Anecdotal evidence indicates that referrals are a great source of placed/place-able candidates. “Great” is obviously highly subjective, it could refer to a number of variables and scales.
I will forget for a moment that I have not seen systemic/comprehensive empirical of the ‘greatness’ of referrals. Assuming this is a channel worth nurturing and developing, I believe that what enables the message (job opportunity) to disseminate through the channel is a minimum of two Trust relationships:
- 1 between the referrer and referee (colleague, relative)
- 1 between the potential employer or agency (whomever offers the job) and referrer (current employer, family business)
I am not even saying that this trust is well placed, I am only stating it needs to exist so that the message (job opportunity) goes somewhere. Eventually, a third trust relationship – between employer/agency and referee – may develop, even though the candidate is not offered the job.
From this it follows that the core issue with online referral systems like 2vouch and others is the fact that there is no trust relationship between the job poster and the referrer, so there is no comfort in disseminating the message. I would argue that the info on the job posting is not comprehensive enough to compel a referrer to recommend it to a contact.
The accompanying risks are well known: spamming, low quality, lack of ‘greatness’. What follows then is that if I were to run one of these referrals sites, I would dedicate 90% of all my budget to develop at trust relationship between the job poster and the referrer, sneezer, etc.
Do you agree? What else would you do to make an online referral platform actually work, other than the usual (great service, fluid site, blah)?
Have a great week
company name: notchup
based in the US, currently in beta mode. you can apply for registration or get referred (send me your email if you want to go straight in)
the idea: give candidates cash for taking interviews with employers and recruiters; members are also encouraged to spam, i mean refer the site to people that might be interested in joining by given the inviters a % of the money made by the invitees in one year.
the user experience: clean design (although someone commenting on the techcrunch article reckoned that the layout was a ripoff from google’s grandcentral. uploading your profile from linkedin is meant to be easy too, though I did not manage to connect. On the other side of the equation, employers get to see a blind profile which they can choose for interview and lay out the cash
The site offers 100% money guarantee, not sure about the terms of reimbursement though.
It will be obvious to you that the model can fall on its bum before it comes out of beta if there’s abuse, lack of talent or buyers. I am wondering tho if you as individual agency or corporate recruitment department would be prepared to materially reward candidates at interview, shortlisting or placement stage of the process. Or, are you already doing that?
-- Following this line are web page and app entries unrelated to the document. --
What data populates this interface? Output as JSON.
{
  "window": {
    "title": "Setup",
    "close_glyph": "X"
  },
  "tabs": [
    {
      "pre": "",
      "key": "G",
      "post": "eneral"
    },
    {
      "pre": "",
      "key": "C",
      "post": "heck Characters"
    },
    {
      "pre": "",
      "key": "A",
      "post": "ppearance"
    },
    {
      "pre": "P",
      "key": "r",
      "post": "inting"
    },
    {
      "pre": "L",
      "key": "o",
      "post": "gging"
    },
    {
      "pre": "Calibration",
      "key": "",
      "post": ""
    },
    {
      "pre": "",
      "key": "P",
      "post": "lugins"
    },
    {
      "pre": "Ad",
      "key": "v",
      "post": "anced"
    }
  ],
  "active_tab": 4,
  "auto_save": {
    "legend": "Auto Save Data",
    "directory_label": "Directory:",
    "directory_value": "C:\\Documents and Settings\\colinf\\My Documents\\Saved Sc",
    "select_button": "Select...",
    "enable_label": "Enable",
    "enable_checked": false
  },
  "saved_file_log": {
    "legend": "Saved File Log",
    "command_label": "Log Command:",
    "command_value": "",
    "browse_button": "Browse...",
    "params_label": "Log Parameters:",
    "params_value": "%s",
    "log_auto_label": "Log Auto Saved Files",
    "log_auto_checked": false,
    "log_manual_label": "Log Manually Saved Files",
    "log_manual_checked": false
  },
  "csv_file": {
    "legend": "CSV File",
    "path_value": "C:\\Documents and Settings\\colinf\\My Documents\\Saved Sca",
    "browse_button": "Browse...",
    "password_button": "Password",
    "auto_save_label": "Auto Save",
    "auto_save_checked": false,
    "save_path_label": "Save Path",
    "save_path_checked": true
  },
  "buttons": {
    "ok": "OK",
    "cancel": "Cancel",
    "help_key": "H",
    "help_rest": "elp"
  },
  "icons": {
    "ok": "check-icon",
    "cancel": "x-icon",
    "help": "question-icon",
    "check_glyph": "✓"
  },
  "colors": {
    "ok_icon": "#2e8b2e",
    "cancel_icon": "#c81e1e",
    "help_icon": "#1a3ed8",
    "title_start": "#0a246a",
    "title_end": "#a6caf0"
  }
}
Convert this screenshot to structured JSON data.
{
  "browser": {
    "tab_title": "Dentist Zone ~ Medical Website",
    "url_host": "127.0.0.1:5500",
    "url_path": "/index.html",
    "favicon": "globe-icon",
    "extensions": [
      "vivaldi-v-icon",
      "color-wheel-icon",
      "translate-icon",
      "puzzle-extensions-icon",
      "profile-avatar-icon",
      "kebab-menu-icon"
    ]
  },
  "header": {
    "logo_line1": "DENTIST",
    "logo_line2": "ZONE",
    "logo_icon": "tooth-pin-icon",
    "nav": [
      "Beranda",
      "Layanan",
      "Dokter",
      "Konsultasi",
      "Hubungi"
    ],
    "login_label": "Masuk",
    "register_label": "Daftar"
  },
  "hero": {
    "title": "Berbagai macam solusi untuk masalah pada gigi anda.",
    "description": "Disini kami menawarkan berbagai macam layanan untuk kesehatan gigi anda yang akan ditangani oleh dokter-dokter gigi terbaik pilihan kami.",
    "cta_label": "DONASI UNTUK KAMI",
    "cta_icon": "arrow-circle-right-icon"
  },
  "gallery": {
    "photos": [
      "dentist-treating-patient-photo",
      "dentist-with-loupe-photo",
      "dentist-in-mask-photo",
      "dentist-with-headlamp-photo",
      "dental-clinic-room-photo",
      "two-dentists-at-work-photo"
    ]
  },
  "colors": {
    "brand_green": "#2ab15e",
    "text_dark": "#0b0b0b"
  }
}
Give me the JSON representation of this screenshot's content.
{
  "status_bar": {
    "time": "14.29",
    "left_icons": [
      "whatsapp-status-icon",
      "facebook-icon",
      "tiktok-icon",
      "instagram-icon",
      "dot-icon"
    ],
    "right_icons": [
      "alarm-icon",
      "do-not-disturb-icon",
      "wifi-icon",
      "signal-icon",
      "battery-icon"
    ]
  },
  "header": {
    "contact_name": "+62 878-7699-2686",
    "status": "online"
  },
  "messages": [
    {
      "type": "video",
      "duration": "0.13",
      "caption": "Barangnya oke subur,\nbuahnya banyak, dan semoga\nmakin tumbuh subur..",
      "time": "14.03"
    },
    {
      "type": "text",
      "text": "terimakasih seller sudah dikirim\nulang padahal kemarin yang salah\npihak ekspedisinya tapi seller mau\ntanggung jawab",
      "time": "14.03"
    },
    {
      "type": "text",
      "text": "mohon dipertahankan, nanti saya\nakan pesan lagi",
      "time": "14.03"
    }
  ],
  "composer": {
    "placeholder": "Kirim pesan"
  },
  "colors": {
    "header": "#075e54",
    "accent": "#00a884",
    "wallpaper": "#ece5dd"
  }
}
Hope you have a safe weekend
Most of you may have heard that referrals are meant to be a good source of quality candidates. If you delve further into the source of this perception, it usually comes from anecdotal evidence rather that measurable results over time; for that reason too there is no additional intelligence on which referral channel is the most effective (e.g. employees, placed candidates), for example.
A number of corporates and agencies furnish people with bonuses and rewards for referring others if the candidates get the job offer and stick around beyond the probation period, or some variant along those lines. To me, the payout was a windfall as opposed to the core motivation to link up someone from your network with a job. Am I off with the fairies for thinking this?
I mean, do we as social entities direct our efforts to complement our earnings with financial rewards that stem from dobbing in the people that we know and think can hold onto a job? Or is there a middle ground, whereby we both look to reap gains whilst supposedly doing someone a favor?
I got to think about this in light of 2 recent events: the launch of jobbountyhunter in Australia, and me being semi-spammed by someone from my LinkedIn network who was trying to get me to join “the myspace of recruitment”. I won’t go into the detail of their business models, which are totally different btw; the jist of both though is that their success relies on you wanting to make money off your friends.
I am very curious to see how well these businesses go. Personally, I don’t see it happening for them; I refer someone to create a reputation as a referrer of great people and to create a reputation as a finder of great jobs for people. These are social reasons underpinning social behaviors, right?